Several times a day a white station wagon pulls up in front of an office on Lennox Avenue in Van Nuys to drop off a couple of drunks who wearily shuffle into the building.
Inside, the men flop onto vinyl-covered couches and plastic molded chairs. They read, play cards or simply stare out the window. What they say they come here for are luxuries that are hard to come by elsewhere--a shower, a shave and a sandwich.
What began three years ago as a small storefront operation on Van Nuys Boulevard to offer daytime shelter and a cup of coffee for public inebriates has grown into a community detoxification center serving about 850 people a month.
On Thursday the county- and city-funded center, called People in Progress, formally opened a new and bigger facility at 6841 Lennox Ave. It is the only such center in the San Fernando Valley that caters specifically to the needs of drunks.
Loitering drunks have long plagued the Van Nuys Boulevard business district and have hampered revitalization.
People in Progress also operates a detoxification center and provides services for alcoholics in the Skid Row area of downtown Los Angeles. In 1982, at the urging of the Van Nuys Chamber of Commerce, it opened a branch on Van Nuys Boulevard.
"You can see that the center has had an impact along the boulevard," Los Angeles police Capt. Arthur Sjoquist said. "It relieved some of the pressure on the streets."
Problem With Jail
The Van Nuys police station has the only jail in the Valley equipped to handle drunks. That aggravates the problem, Sjoquist said.
"Unless a drunk is accused of a crime, we can only hold them in jail for a couple of hours," he said. "Then we have to let them go. And they go right out the door and back on the streets."
The Van Nuys center offers at least a daytime alternative for alcoholics, most of whom are homeless, unemployed men, said Carol Nottley, executive director of People in Progress. The center has showers, a small kitchen, counseling and referral services and a six-bed detoxification area.
Also, the station wagon, driven by two recovering alcoholics, travels around the area daily, picking up about 300 drunks a month from back doorways, parks and alleys.

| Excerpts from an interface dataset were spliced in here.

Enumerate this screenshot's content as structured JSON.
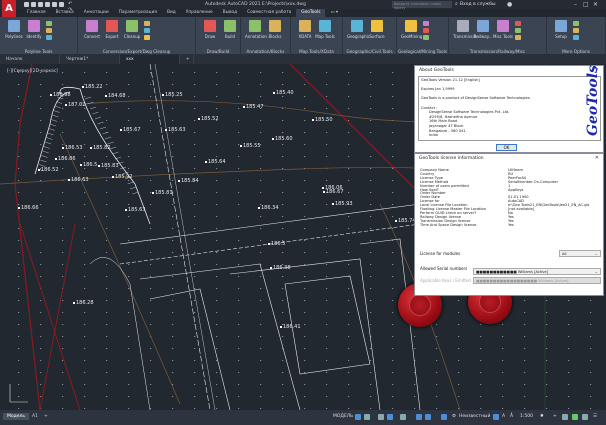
{
  "app": {
    "title": "Autodesk AutoCAD 2021   E:\\Projects\\xxx.dwg",
    "search_placeholder": "Введите ключевое слово/фразу",
    "signin": "Вход в службы",
    "logo": "A"
  },
  "menu_tabs": [
    "Главная",
    "Вставка",
    "Аннотации",
    "Параметризация",
    "Вид",
    "Управление",
    "Вывод",
    "Совместная работа",
    "GeoTools",
    "▭ ▾"
  ],
  "active_menu_tab": "GeoTools",
  "ribbon": {
    "panels": [
      {
        "label": "Polyline Tools",
        "tools": [
          "Polylines",
          "Identify"
        ]
      },
      {
        "label": "Conversion/Export/Dwg Cleanup",
        "tools": [
          "Convert",
          "Export",
          "Cleanup"
        ]
      },
      {
        "label": "Draw/Build",
        "tools": [
          "Draw",
          "Build"
        ]
      },
      {
        "label": "Annotation/Blocks",
        "tools": [
          "Annotation",
          "Blocks"
        ]
      },
      {
        "label": "Map Tools/XData",
        "tools": [
          "XDATA",
          "Map Tools"
        ]
      },
      {
        "label": "Geographic/Civil Tools",
        "tools": [
          "Geographic",
          "Surface"
        ]
      },
      {
        "label": "Geological/Mining Tools",
        "tools": [
          "GeoMining"
        ]
      },
      {
        "label": "Transmission/Railway/Misc",
        "tools": [
          "Transmission",
          "Railway...",
          "Misc Tools"
        ]
      },
      {
        "label": "More Options",
        "tools": [
          "Setup"
        ]
      }
    ]
  },
  "doc_tabs": [
    "Начало",
    "Чертеж1*",
    "xxx",
    "+"
  ],
  "active_doc_tab": "xxx",
  "drawing": {
    "view_label": "[-][Сверху][2D-каркас]",
    "elevations": [
      "185.22",
      "186.98",
      "187.02",
      "184.68",
      "185.25",
      "185.40",
      "185.47",
      "185.52",
      "185.50",
      "185.67",
      "185.63",
      "185.60",
      "185.55",
      "186.53",
      "185.82",
      "185.64",
      "186.86",
      "186.5",
      "185.83",
      "186.52",
      "185.92",
      "185.84",
      "186.63",
      "185.81",
      "185.74",
      "186.66",
      "185.63",
      "186.34",
      "186.5",
      "186.38",
      "186.28",
      "186.41",
      "186.67",
      "186.06",
      "185.93"
    ],
    "colors": {
      "background": "#212830",
      "boundary": "#8b1a1f",
      "contour": "#7a5a3a",
      "lines": "#e6e9ee"
    }
  },
  "about_dialog": {
    "title": "About GeoTools",
    "version": "GeoTools Version 21.12 [English]",
    "expires": "Expires Jan 1,9999",
    "product": "GeoTools is a product of DesignSense Software Technologies.",
    "contact_label": "Contact :",
    "contact": [
      "DesignSense Software Technologies Pvt. Ltd.",
      "#295/8, Hasheltha Avenue",
      "16th Main Road",
      "Jayanagar 4T Block",
      "Bangalore - 560 041",
      "India"
    ],
    "logo_text": "GeoTools",
    "ok": "OK"
  },
  "license_dialog": {
    "title": "GeoTools license information",
    "rows": [
      [
        "Company Name",
        "LKHeam"
      ],
      [
        "Country",
        "RU"
      ],
      [
        "License Type",
        "PeerForAll"
      ],
      [
        "License Method",
        "SerialNumber-On-Computer"
      ],
      [
        "Number of users permitted",
        "1"
      ],
      [
        "How Sold?",
        "AppKeys"
      ],
      [
        "Order Number",
        ""
      ],
      [
        "Order Date",
        "01.01.1900"
      ],
      [
        "License for",
        "AutoCAD"
      ],
      [
        "Local License File Location",
        "e:\\Geo Tools21_EN\\GeoTools\\lee21_EN_AC.gls"
      ],
      [
        "Floating License Master File Location",
        "[not available]"
      ],
      [
        "Perform GUID check on server?",
        "No"
      ],
      [
        "Railway Design license",
        "Yes"
      ],
      [
        "Transmission Design license",
        "Yes"
      ],
      [
        "Time And Space Design license",
        "Yes"
      ]
    ],
    "modules_label": "License for modules",
    "modules_value": "All",
    "serials_label": "Allowed Serial numbers",
    "serials_value": "■■■■■■■■■■■■ Williams [Active]",
    "applicable_label": "Applicable Keys / Emitted",
    "applicable_value": "■■■■■■■■■■■■■■■■■■ Williams [Active]"
  },
  "status": {
    "layout_tabs": [
      "Модель",
      "A1",
      "+"
    ],
    "active_layout": "Модель",
    "model": "МОДЕЛЬ",
    "annotative": "Неизвестный",
    "scale": "1:500"
  }
}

Center's Hours Limited
The center's biggest drawback, officials said, is that it is open from 8 a.m. until 5 p.m. on weekdays. Only those participating in the detoxification program are permitted to stay in the center after it closes.
"It's back on the street for me after 5 p.m." said Jim Helgren, 45, who officials say is a regular at the center. "This place--it's nice, it breaks the boredom, it cleans you up. I can come here and shower and shave and get something to eat."
With the opening of the larger facility, Nottley said, the next goal for the center is to operate around the clock.